Menstruation is something almost every woman goes through. It is one of the most difficult days of the entire month. People take menstruation very casually and don’t know what goes through with a woman while she is menstruating. It becomes very easy for people to feel that they can empathize with a menstruator, but unfortunately, that’s not the case. What people need to understand is that each body is different and reacts to menstruation differently. For the people who are here to gain a little more knowledge on what menstruation is, we’ve got your back! Keep on reading as we define menstruator and all things related to them.
So, the menstruator definition is more of a gender-inclusive terminology that means the people (women/transgender men/non-binary) who go through a menstrual cycle or periods.
Menstruation, often known as getting your period, occurs when blood and tissue from your ovaries flow into your vaginal canal. In general, it occurs once each month. Each month, your menstrual cycle aids your body's preparation for conception. When you're not pregnant, it will lead you to have a period. Hormones like estrogen and progesterone regulate your menstruation cycle and periods. The question that you might be pondering on is how this happens, allow us to guide you through it.
Here is a gist of what goes on during the menstruation cycle.
Also Read: Menstruation: Not A Taboo
There are various reasons as to why that one might face a period problem, here is all that you need to know. Although pregnancy is the most likely explanation for interrupted periods, additional medical and lifestyle factors can also influence your menstrual cycle. The other reasons might be:
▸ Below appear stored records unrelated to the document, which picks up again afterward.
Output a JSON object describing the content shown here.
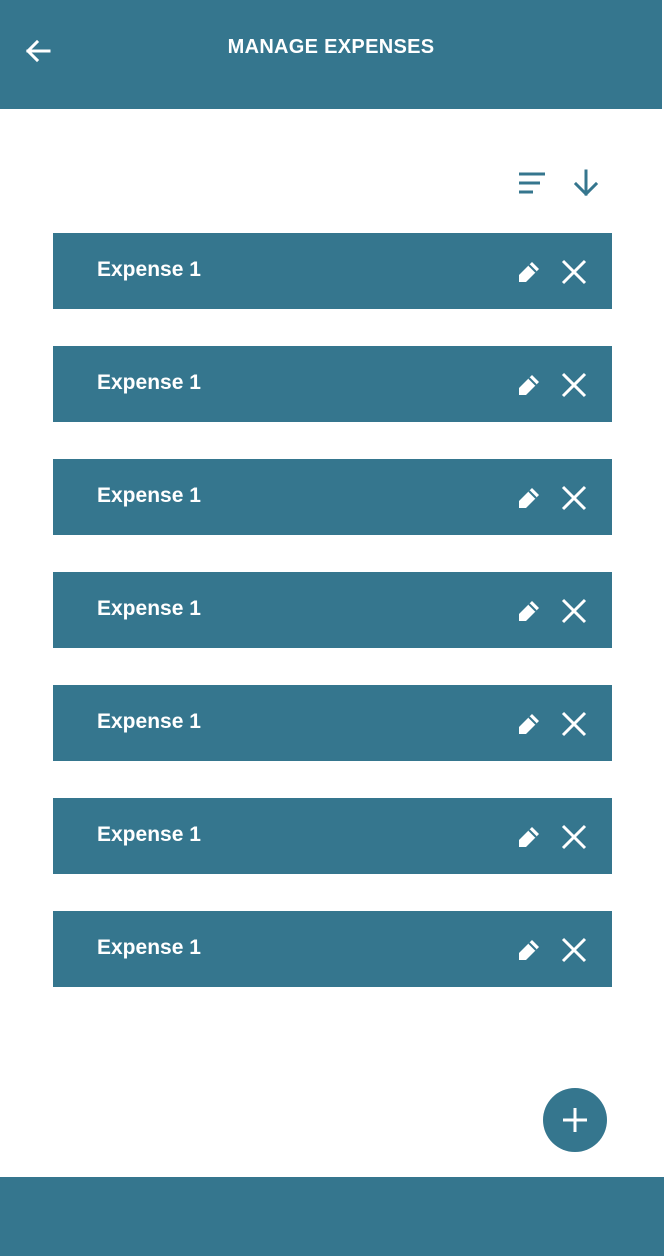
{
  "header": {
    "title": "MANAGE EXPENSES",
    "back_icon": "arrow-left-icon"
  },
  "toolbar": {
    "sort_icon": "sort-lines-icon",
    "direction_icon": "arrow-down-icon"
  },
  "expenses": [
    {
      "label": "Expense 1"
    },
    {
      "label": "Expense 1"
    },
    {
      "label": "Expense 1"
    },
    {
      "label": "Expense 1"
    },
    {
      "label": "Expense 1"
    },
    {
      "label": "Expense 1"
    },
    {
      "label": "Expense 1"
    }
  ],
  "item_icons": {
    "edit": "pencil-icon",
    "delete": "close-icon"
  },
  "fab": {
    "icon": "plus-icon"
  },
  "colors": {
    "primary": "#35768E",
    "on_primary": "#FFFFFF",
    "background": "#FFFFFF"
  }
}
Gonadotrophin-releasing hormone (GnRH), which is a hormone that governs ovulation and menstruation, is disrupted by high levels of stress. A postponed period can be caused by both physical and psychological stress. However, the amount of stress that might cause this impact is generally more than just having a bad hair day.
Extreme exercise can affect ovulation and menstruation by causing changes in pituitary and thyroid hormones. A one- or two-hour workout every day should not affect your menstrual cycle. These hormonal changes require endless hours of strenuous activity each day to develop.
Turner syndrome and androgen insensitivity, both of which are evident at birth, are known to induce menstruation and reproductive issues. Amenorrhea is frequently related to certain congenital disorders. Serious conditions such as pneumonia, heart problems, renal failure, and hepatitis can result in fast weight loss, nutrient deprivation, and hormonal disturbance. Delayed menstruation can also occur as a result of these situations.
Your body clock might be thrown off by altering schedules. Your period can be rather unexpected if you often switch work shifts from mornings to overnight, or if your routine is typically all over the place. Although a shift in your routine is unlikely to cause you to skip your period entirely, it may cause it to begin earlier or later than anticipated. If you have jet lag, your period can be thrown off by a few days.
Irregular periods are linked to a high body mass index (BMI), and losing weight can assist overweight people to control their menstruation cycle. Menstrual cycles are sometimes disrupted by being significantly underweight. Whenever the body lacks fats as well as other nutrition, it struggles to produce hormones as effectively as it should.
In healthy women, a regular monthly cycle should last 21 to 35 days, however, this might vary. This is particularly true for teenage girls who are just beginning to have periods, or for females who haven't had a period in a long time and are just getting back on track. A teenage girl who has just had a few cycles could go months without having another one before establishing a normal cycle pattern. Women who haven't had a period for a while owing to contraception, hormone medication, or illness may take a while to restart regular, monthly cycles.
Blood pours out of your vaginal opening at some point during adolescence, and it is considered your first cycle. The majority of people start having periods between the ages of 12 and 14, however, some start earlier or later. It's impossible to predict when you'll get it. You might even feel a few symptoms of PMS during that time. If you haven't had your cycle by the age of 16, you should see a doctor or nurse. Menopause is the term for when most women cease to get their period between the ages of 45 and 55. Menopause might take a couple of years, and periods typically change gradually. You won't be able to get pregnant once you have reached menopause. Your period may begin and end at the same time as it did for other people in your family, such as your mother or sisters.
Mood swings, sensitive breasts, food cravings, lethargy, irritability, and depression are all symptoms of premenstrual syndrome (PMS). Symptoms have a definite pattern of recurrence. Premenstrual syndrome, on the other hand, can cause physical and emotional changes that range from hardly visible to severe. You do not, however, must let your problems dominate your life. Therapies and alternative modifications can help to decrease or control premenstrual syndrome.
Some people have periods and some don’t. And there are a lot of reasons as to why a menstruator might not get their periods, but there is nothing to worry about. Several treatments take place across the world that can help you regulate your periods and help you have happy menstruation. So gear up your supplies because now you have a lot of new information with yourself and can use this as a guide to help you with your cycle.
Also Read: How Does Your Period Change